This is not the news you want to hear in the middle of the summer and while you are perhaps planning a getaway to the beach!
A flesh-eating bacteria is making its way up the east coast of the United States — and it’s now being reported as far north as the Delaware Bay, due to increasingly warm water temperatures in the Atlantic Ocean.
Typically found in the warmer waters of the Gulf Coast in places like Texas and the Florida panhandle, Vibrio vulnificus has unfortunately quickly been headed north, according to a new report published on Tuesday in The Annals of Internal Medicine.
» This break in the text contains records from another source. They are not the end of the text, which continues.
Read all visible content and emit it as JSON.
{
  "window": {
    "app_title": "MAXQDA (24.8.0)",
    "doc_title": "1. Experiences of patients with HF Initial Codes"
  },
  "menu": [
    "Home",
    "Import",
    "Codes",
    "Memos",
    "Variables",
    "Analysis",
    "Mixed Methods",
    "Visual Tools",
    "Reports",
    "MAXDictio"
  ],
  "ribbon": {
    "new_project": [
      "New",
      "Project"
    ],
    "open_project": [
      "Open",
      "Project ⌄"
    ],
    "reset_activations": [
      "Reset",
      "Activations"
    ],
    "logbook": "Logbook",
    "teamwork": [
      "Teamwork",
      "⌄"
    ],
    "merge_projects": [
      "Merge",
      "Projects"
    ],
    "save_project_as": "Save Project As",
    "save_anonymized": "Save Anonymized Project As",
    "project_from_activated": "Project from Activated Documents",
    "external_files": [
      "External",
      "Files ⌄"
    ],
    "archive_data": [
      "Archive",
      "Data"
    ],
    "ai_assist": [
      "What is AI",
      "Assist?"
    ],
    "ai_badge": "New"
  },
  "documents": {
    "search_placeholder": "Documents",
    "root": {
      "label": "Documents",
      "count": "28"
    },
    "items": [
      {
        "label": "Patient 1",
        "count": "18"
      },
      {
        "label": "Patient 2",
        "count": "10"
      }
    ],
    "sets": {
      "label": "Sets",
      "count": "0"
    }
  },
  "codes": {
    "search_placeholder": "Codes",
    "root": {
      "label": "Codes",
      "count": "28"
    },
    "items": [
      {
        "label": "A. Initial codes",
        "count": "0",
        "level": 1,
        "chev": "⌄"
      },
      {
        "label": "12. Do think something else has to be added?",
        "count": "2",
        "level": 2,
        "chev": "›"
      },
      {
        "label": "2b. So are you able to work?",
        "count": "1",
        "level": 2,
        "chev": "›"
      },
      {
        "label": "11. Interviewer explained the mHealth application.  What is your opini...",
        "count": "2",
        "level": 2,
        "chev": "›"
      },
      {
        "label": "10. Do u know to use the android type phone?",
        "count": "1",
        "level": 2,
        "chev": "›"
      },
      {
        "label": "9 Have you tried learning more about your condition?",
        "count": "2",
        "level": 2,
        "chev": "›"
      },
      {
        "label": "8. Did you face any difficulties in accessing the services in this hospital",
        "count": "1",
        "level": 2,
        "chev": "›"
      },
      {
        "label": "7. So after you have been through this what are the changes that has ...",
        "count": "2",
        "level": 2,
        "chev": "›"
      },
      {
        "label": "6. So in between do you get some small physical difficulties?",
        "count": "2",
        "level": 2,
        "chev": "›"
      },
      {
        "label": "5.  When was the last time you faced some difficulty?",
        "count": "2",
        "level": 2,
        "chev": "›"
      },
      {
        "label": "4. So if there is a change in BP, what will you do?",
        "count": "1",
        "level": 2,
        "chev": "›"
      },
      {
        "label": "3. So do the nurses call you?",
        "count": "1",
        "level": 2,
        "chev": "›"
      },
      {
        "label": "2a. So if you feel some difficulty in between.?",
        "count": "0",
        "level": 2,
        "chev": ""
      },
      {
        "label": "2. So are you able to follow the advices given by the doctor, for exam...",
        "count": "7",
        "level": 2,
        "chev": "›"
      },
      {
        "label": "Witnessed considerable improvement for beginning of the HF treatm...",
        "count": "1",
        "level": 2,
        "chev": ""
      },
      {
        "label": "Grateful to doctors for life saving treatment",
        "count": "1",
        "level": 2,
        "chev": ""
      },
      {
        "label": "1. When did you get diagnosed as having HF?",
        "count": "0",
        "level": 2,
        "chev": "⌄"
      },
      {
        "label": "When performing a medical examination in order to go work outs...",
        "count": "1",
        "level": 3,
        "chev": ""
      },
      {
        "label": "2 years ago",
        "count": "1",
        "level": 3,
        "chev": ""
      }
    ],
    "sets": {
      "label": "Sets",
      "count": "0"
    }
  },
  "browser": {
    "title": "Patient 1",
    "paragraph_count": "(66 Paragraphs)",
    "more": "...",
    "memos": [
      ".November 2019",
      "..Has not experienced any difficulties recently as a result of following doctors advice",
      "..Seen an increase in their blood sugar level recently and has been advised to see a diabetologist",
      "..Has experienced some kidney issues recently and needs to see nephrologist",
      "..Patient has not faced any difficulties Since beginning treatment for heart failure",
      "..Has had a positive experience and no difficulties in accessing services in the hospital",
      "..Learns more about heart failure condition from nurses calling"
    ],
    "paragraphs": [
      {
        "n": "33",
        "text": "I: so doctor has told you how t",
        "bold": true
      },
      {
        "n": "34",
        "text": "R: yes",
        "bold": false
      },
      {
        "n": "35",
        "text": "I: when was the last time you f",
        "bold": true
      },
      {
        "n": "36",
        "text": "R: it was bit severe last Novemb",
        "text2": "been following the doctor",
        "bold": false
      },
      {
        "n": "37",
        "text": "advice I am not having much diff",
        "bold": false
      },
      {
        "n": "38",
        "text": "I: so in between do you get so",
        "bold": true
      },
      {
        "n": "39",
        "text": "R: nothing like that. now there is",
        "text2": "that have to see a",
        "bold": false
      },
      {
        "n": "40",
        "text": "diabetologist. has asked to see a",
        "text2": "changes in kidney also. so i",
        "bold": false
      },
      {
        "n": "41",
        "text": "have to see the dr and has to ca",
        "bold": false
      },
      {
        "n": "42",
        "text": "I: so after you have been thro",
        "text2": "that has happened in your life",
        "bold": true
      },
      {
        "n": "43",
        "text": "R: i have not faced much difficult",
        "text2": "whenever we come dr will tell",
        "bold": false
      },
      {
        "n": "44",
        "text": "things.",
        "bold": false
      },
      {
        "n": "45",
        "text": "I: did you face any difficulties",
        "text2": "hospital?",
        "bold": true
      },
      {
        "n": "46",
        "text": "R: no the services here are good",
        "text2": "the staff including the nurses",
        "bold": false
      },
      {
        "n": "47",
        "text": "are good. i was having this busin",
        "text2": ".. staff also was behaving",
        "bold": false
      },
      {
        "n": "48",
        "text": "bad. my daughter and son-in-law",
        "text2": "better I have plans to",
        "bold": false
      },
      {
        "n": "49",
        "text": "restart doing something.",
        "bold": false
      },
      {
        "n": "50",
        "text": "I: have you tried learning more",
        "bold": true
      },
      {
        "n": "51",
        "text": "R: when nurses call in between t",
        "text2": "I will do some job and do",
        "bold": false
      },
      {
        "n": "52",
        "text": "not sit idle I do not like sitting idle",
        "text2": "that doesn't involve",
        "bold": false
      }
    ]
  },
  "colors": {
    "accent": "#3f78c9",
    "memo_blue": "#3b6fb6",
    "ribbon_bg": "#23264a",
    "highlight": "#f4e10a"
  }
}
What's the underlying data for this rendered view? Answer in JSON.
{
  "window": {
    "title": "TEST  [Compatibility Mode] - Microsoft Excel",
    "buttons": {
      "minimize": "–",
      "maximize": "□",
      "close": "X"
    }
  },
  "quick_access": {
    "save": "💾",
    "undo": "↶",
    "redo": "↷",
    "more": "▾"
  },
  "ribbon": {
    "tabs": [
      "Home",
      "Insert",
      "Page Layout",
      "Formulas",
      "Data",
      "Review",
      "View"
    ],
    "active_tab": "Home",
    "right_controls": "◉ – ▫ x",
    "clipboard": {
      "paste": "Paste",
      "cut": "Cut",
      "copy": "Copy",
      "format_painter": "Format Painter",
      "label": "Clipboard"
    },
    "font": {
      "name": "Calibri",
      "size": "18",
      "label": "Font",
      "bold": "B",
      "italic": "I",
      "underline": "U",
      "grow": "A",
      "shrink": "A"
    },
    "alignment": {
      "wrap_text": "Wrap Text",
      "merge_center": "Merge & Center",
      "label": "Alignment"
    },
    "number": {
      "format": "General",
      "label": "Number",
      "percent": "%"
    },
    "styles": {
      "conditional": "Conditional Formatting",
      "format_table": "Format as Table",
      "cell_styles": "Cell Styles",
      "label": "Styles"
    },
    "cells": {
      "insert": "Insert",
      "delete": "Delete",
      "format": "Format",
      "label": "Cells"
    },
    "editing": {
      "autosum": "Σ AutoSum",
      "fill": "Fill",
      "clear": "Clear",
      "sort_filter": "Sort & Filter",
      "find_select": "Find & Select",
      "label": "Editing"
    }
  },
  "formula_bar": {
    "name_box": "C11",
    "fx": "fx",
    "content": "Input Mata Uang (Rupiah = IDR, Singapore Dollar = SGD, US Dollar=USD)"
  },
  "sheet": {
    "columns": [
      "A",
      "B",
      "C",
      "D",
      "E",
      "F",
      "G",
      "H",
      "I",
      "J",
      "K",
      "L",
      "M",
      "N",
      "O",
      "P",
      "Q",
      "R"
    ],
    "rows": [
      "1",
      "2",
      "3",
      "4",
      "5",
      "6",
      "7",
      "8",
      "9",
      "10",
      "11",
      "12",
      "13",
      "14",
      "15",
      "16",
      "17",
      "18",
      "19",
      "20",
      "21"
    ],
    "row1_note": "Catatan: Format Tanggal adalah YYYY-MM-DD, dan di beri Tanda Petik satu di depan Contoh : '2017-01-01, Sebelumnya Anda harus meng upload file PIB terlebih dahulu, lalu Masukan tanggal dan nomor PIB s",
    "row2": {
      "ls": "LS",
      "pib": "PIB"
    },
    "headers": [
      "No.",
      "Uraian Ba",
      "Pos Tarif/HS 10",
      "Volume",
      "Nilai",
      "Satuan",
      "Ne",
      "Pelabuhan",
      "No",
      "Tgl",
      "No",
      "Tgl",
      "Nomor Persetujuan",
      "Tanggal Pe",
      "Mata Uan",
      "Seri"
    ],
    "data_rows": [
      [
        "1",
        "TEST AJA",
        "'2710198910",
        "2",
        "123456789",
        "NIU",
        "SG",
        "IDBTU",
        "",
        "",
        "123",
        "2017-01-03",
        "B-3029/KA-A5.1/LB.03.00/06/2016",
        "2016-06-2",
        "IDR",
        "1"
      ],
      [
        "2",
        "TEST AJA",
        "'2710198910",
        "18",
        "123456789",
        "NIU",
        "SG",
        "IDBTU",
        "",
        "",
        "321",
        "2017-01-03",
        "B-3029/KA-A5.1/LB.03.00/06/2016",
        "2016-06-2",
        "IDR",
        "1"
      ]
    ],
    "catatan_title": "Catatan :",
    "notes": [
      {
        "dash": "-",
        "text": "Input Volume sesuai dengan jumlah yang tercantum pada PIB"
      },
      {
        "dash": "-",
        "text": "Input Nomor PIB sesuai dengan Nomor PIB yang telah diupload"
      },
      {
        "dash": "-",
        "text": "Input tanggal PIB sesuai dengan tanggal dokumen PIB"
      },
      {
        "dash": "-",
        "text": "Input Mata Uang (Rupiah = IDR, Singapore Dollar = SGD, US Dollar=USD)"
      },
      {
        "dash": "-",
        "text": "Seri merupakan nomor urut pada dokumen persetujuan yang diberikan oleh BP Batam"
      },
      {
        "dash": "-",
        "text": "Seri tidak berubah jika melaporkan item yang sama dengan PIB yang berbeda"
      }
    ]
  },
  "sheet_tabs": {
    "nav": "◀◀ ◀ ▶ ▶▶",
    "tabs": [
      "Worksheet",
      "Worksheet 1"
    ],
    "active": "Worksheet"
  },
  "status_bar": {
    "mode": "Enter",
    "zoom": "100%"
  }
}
Between 2017 and 2018, the bacteria infected at least five people who either ate seafood from the Delaware Bay, or who went crabbing in the bay area between Delaware and New Jersey — marking the most-northern known point for the bacteria to have spread to date.
One of the five cases resulted in a fatality; according to CBS News, a 64-year-old man passed away last year after contracting an infection after cleaning a Delaware Bay crab with his bare hands. Another man had all four limbs amputated (!!!) after eating a dozen crabs from the area; a third known infection occurred when a man accidentally cut his leg on a crab trap in the water.
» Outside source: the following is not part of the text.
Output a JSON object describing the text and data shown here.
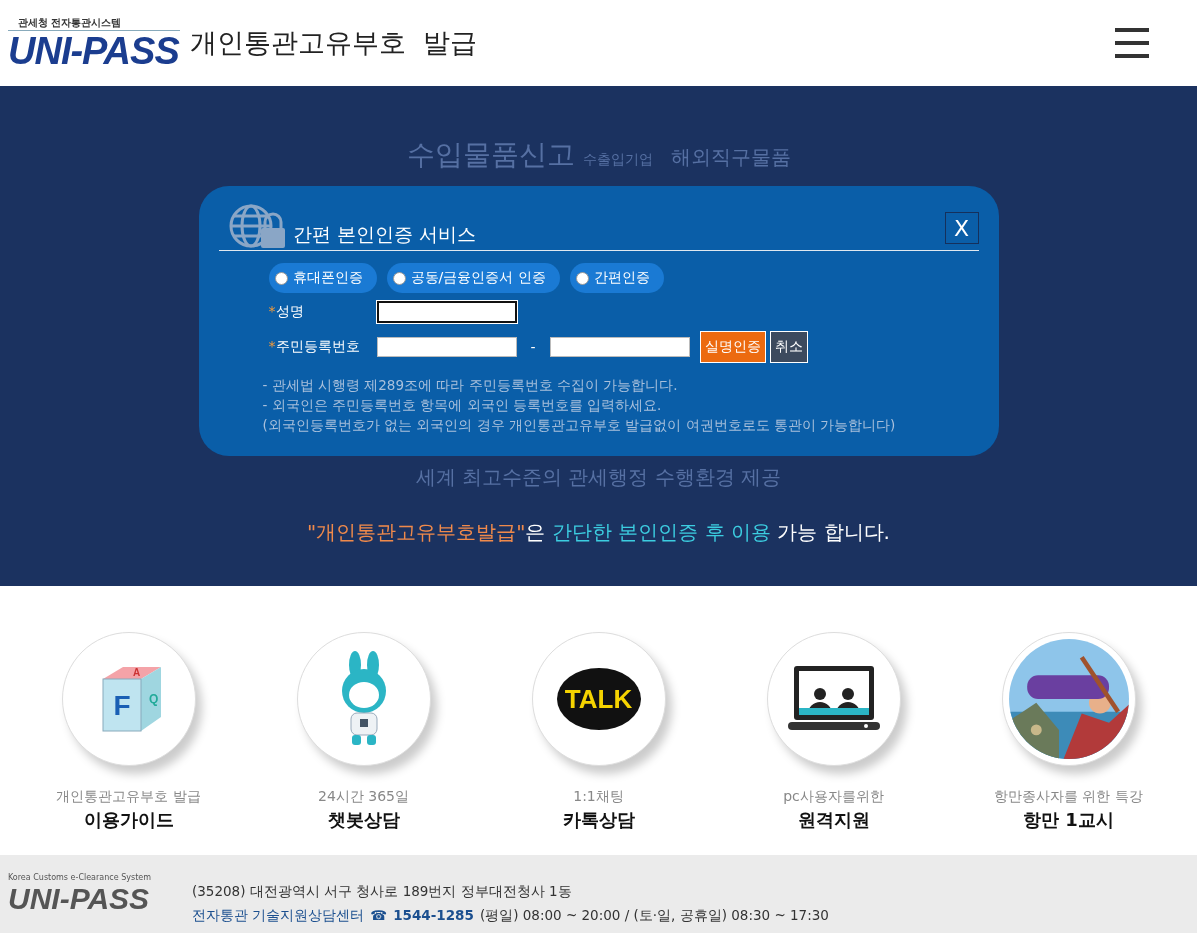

Five cases of vibrio vulnificus may not sound like a lot — and it certainly isn’t, when compared to how many people go to beaches on the east coast every year — but it is a disturbing increase when you consider there was just one confirmed infection in the area between 2007 and 2016. The disease’s fatality rate is also concerning; the Centers for Disease Control estimates that there are a little more than 200 infections every year, nationwide, with more than one in seven of those infections resulting in death.
Now, it’s important to note that all five of the recent Delaware Bay patients who contracted vibrio vulnificus had pre-existing medical conditions and/or otherwise compromised immune systems; infections like this are particularly risky for those who are dealing with other health issues, those with current infections or sores, and the very young and very old. Those with healthy immune systems will likely only suffer a mild case of the infection, which lasts roughly 72 hours and goes away with no ill effects.
Still, more serious cases can lead to limb amputation, as with that one case a year ago, and/or death for those most seriously affected by it. So, the CDC is urgently warning clinicians on the eastern seaboard that the disease appears to be spreading relatively rapidly and “infections are occurring more frequently outside traditional geographic areas,” according to the written report.
For those seeking to avoid potential exposure to the disease: the CDC warns people not to eat raw or undercooked shellfish, particularly oysters. Furthermore, swimmers — especially those with any cuts, scrapes, or open wounds healing on their body — should avoid salt water and/or brackish water (a mixture of fresh and salt water) this summer, particularly across the eastern seaboard as water temperatures continue to warm.
[Image via WENN]